═════ GIVEN DATA ═════

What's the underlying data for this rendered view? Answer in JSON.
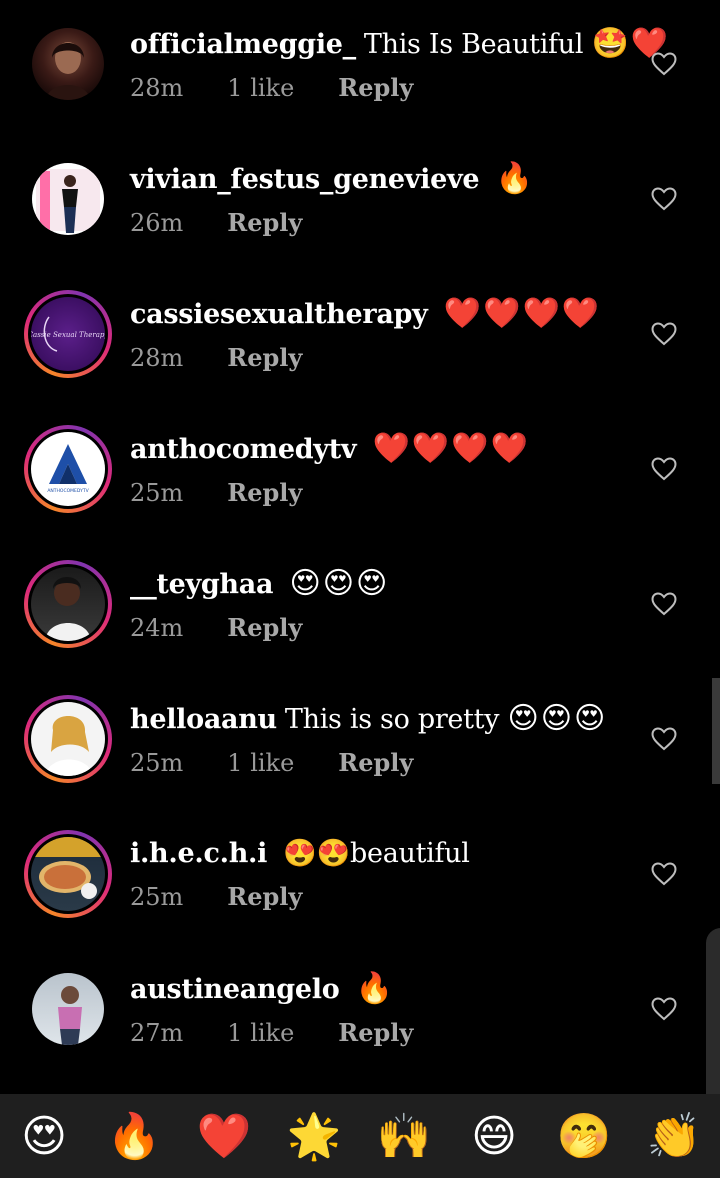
{
  "comments": [
    {
      "username": "officialmeggie_",
      "text": "This Is Beautiful",
      "emoji": "🤩❤️",
      "time": "28m",
      "likes": "1 like",
      "reply": "Reply"
    },
    {
      "username": "vivian_festus_genevieve",
      "text": "",
      "emoji": "🔥",
      "time": "26m",
      "likes": "",
      "reply": "Reply"
    },
    {
      "username": "cassiesexualtherapy",
      "text": "",
      "emoji": "❤️❤️❤️❤️",
      "time": "28m",
      "likes": "",
      "reply": "Reply"
    },
    {
      "username": "anthocomedytv",
      "text": "",
      "emoji": "❤️❤️❤️❤️",
      "time": "25m",
      "likes": "",
      "reply": "Reply"
    },
    {
      "username": "__teyghaa",
      "text": "",
      "emoji": "😍😍😍",
      "time": "24m",
      "likes": "",
      "reply": "Reply"
    },
    {
      "username": "helloaanu",
      "text": "This is so pretty",
      "emoji": "😍😍😍",
      "time": "25m",
      "likes": "1 like",
      "reply": "Reply"
    },
    {
      "username": "i.h.e.c.h.i",
      "text": "",
      "emoji": "😍😍beautiful",
      "time": "25m",
      "likes": "",
      "reply": "Reply"
    },
    {
      "username": "austineangelo",
      "text": "",
      "emoji": "🔥",
      "time": "27m",
      "likes": "1 like",
      "reply": "Reply"
    }
  ],
  "avatars": {
    "cassie_text": "Cassie Sexual Therapy",
    "antho_text": "ANTHOCOMEDYTV"
  },
  "emoji_bar": [
    "😍",
    "🔥",
    "❤️",
    "🌟",
    "🙌",
    "😄",
    "🤭",
    "👏"
  ],
  "colors": {
    "background": "#000000",
    "meta_text": "#9a9a9a",
    "emoji_bar_bg": "#1f1f1f",
    "story_ring": "#dd2a7b"
  }
}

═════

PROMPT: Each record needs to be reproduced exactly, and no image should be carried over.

RESULT OF THE EXERCISE:
What's the underlying data for this rendered view? Answer in JSON.
{
  "comments": [
    {
      "username": "officialmeggie_",
      "text": "This Is Beautiful",
      "emoji": "🤩❤️",
      "time": "28m",
      "likes": "1 like",
      "reply": "Reply"
    },
    {
      "username": "vivian_festus_genevieve",
      "text": "",
      "emoji": "🔥",
      "time": "26m",
      "likes": "",
      "reply": "Reply"
    },
    {
      "username": "cassiesexualtherapy",
      "text": "",
      "emoji": "❤️❤️❤️❤️",
      "time": "28m",
      "likes": "",
      "reply": "Reply"
    },
    {
      "username": "anthocomedytv",
      "text": "",
      "emoji": "❤️❤️❤️❤️",
      "time": "25m",
      "likes": "",
      "reply": "Reply"
    },
    {
      "username": "__teyghaa",
      "text": "",
      "emoji": "😍😍😍",
      "time": "24m",
      "likes": "",
      "reply": "Reply"
    },
    {
      "username": "helloaanu",
      "text": "This is so pretty",
      "emoji": "😍😍😍",
      "time": "25m",
      "likes": "1 like",
      "reply": "Reply"
    },
    {
      "username": "i.h.e.c.h.i",
      "text": "",
      "emoji": "😍😍beautiful",
      "time": "25m",
      "likes": "",
      "reply": "Reply"
    },
    {
      "username": "austineangelo",
      "text": "",
      "emoji": "🔥",
      "time": "27m",
      "likes": "1 like",
      "reply": "Reply"
    }
  ],
  "avatars": {
    "cassie_text": "Cassie Sexual Therapy",
    "antho_text": "ANTHOCOMEDYTV"
  },
  "emoji_bar": [
    "😍",
    "🔥",
    "❤️",
    "🌟",
    "🙌",
    "😄",
    "🤭",
    "👏"
  ],
  "colors": {
    "background": "#000000",
    "meta_text": "#9a9a9a",
    "emoji_bar_bg": "#1f1f1f",
    "story_ring": "#dd2a7b"
  }
}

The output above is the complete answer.